Brief - Report every line of the data that includes "glyph".

Supplied data -

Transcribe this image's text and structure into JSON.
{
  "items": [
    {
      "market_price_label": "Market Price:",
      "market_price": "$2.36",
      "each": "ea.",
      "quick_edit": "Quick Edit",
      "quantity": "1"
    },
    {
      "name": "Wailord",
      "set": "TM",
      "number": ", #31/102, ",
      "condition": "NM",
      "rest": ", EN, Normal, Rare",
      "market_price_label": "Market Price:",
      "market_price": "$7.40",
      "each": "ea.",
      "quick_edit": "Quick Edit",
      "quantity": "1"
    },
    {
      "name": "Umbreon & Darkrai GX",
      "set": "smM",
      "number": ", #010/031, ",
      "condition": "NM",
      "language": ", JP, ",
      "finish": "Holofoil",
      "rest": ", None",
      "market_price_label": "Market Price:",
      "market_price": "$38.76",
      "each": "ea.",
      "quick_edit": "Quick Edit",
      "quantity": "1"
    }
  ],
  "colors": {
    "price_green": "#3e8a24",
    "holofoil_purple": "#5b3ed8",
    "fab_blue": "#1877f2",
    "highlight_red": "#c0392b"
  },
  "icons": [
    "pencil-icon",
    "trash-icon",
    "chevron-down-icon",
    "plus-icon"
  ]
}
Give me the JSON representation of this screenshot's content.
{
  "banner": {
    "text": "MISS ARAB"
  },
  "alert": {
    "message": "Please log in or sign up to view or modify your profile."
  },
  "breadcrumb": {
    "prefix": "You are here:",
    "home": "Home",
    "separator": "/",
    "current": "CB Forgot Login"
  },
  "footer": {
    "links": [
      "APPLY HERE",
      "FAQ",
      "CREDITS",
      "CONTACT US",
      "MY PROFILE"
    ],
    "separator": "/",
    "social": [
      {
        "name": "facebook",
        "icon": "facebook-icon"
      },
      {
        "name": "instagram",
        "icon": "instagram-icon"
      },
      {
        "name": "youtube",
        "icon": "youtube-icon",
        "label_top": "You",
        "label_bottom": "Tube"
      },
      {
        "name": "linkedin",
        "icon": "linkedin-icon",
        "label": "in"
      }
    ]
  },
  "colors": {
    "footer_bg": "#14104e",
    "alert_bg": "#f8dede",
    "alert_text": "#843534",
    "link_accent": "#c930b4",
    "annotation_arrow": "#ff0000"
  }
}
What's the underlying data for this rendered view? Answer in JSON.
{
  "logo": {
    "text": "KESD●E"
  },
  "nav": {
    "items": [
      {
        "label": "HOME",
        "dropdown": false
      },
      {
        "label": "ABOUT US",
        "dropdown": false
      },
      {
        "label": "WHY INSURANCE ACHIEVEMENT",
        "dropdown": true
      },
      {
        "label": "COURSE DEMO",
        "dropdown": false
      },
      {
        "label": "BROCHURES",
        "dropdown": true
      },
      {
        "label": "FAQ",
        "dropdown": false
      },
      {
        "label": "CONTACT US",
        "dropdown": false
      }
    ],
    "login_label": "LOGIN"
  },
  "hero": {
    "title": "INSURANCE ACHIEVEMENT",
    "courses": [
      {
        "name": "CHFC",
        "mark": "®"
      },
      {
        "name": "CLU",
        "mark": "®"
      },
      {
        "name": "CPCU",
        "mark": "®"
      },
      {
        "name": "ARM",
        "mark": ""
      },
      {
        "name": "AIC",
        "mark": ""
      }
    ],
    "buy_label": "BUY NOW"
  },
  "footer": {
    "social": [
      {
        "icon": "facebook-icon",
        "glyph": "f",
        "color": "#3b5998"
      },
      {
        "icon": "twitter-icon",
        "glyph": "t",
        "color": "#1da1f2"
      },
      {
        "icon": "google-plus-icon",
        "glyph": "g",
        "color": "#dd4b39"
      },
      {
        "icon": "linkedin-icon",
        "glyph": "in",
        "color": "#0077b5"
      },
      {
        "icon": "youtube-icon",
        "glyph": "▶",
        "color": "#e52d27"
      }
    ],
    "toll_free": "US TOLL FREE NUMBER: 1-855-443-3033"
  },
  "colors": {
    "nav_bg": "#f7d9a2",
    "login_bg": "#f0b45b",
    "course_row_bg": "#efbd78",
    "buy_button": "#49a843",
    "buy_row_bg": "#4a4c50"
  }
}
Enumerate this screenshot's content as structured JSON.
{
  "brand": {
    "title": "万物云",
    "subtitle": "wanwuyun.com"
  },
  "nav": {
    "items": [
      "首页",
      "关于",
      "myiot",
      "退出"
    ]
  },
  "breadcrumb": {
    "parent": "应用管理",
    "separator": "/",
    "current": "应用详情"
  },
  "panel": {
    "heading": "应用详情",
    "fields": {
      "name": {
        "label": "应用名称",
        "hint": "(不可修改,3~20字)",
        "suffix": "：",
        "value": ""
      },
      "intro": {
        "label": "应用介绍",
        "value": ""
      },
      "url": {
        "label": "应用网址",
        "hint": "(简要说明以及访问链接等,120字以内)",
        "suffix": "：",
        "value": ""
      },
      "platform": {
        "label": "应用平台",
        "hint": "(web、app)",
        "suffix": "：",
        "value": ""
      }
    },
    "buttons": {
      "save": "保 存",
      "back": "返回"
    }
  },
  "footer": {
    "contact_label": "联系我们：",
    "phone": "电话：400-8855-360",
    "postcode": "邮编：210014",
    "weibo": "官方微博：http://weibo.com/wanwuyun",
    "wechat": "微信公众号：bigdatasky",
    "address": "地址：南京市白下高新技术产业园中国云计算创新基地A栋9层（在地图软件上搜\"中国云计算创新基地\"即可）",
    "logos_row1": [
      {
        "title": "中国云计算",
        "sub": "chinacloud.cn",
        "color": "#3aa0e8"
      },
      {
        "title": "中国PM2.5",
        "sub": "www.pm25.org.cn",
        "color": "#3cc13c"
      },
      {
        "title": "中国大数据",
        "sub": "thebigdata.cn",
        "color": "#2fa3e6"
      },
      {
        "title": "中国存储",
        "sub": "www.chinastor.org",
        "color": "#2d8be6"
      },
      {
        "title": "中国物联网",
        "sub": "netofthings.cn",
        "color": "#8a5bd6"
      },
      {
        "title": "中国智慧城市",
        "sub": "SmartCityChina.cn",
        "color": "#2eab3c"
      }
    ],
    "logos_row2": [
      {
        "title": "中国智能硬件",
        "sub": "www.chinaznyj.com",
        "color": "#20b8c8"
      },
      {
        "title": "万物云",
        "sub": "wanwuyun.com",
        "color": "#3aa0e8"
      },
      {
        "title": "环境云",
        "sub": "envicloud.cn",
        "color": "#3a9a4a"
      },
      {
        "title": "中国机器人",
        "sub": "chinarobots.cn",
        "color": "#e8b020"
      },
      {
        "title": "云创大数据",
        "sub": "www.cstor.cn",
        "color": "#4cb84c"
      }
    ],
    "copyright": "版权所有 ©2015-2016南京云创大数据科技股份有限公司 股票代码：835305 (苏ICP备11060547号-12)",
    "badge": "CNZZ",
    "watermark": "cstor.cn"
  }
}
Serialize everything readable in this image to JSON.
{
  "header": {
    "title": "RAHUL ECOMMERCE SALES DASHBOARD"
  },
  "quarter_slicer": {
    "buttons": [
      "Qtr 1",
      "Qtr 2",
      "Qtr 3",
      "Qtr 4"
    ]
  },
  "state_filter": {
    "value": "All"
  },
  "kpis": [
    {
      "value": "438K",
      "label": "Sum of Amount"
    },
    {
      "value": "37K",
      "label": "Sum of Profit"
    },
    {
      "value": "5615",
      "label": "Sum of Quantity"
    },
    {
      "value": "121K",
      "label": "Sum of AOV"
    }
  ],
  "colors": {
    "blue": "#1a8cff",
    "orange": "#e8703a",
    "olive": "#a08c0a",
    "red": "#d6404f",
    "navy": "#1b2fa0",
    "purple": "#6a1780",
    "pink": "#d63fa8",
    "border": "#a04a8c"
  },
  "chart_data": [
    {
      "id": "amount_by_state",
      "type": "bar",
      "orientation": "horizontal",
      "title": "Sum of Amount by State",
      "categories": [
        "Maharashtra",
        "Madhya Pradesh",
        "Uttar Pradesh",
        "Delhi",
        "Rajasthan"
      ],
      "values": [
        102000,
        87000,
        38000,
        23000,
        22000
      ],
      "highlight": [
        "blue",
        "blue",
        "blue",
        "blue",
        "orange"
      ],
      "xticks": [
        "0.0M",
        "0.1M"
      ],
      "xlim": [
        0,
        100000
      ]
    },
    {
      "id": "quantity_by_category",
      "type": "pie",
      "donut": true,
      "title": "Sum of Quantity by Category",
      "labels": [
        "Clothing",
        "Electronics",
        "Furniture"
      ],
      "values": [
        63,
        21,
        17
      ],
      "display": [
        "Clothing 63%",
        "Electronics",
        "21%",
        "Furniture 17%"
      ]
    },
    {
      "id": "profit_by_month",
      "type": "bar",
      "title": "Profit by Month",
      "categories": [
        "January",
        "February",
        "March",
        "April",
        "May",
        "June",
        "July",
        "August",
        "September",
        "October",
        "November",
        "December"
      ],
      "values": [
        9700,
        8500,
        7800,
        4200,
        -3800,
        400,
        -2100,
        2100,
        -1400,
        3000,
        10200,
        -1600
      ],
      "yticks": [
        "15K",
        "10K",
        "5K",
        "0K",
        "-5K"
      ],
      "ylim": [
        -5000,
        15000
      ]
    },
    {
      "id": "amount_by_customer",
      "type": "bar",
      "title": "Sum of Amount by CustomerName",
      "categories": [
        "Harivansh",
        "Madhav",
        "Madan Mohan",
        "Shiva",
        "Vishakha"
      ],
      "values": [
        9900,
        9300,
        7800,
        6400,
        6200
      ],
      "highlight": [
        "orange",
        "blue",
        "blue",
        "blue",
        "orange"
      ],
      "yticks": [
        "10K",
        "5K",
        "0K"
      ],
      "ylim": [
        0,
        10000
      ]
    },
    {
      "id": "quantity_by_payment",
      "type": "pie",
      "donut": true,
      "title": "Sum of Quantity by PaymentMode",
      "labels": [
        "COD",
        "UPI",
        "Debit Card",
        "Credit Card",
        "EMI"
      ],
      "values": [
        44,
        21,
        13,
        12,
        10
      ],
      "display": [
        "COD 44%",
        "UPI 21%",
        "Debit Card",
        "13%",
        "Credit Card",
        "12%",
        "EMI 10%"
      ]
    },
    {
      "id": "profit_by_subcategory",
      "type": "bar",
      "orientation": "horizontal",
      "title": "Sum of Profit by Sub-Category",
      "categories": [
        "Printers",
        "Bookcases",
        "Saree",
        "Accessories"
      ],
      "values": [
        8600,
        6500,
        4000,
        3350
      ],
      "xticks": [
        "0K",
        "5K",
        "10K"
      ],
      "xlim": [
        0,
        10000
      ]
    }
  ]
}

Reply to the exercise -
        "glyph": "f",
        "glyph": "t",
        "glyph": "g",
        "glyph": "in",
        "glyph": "▶",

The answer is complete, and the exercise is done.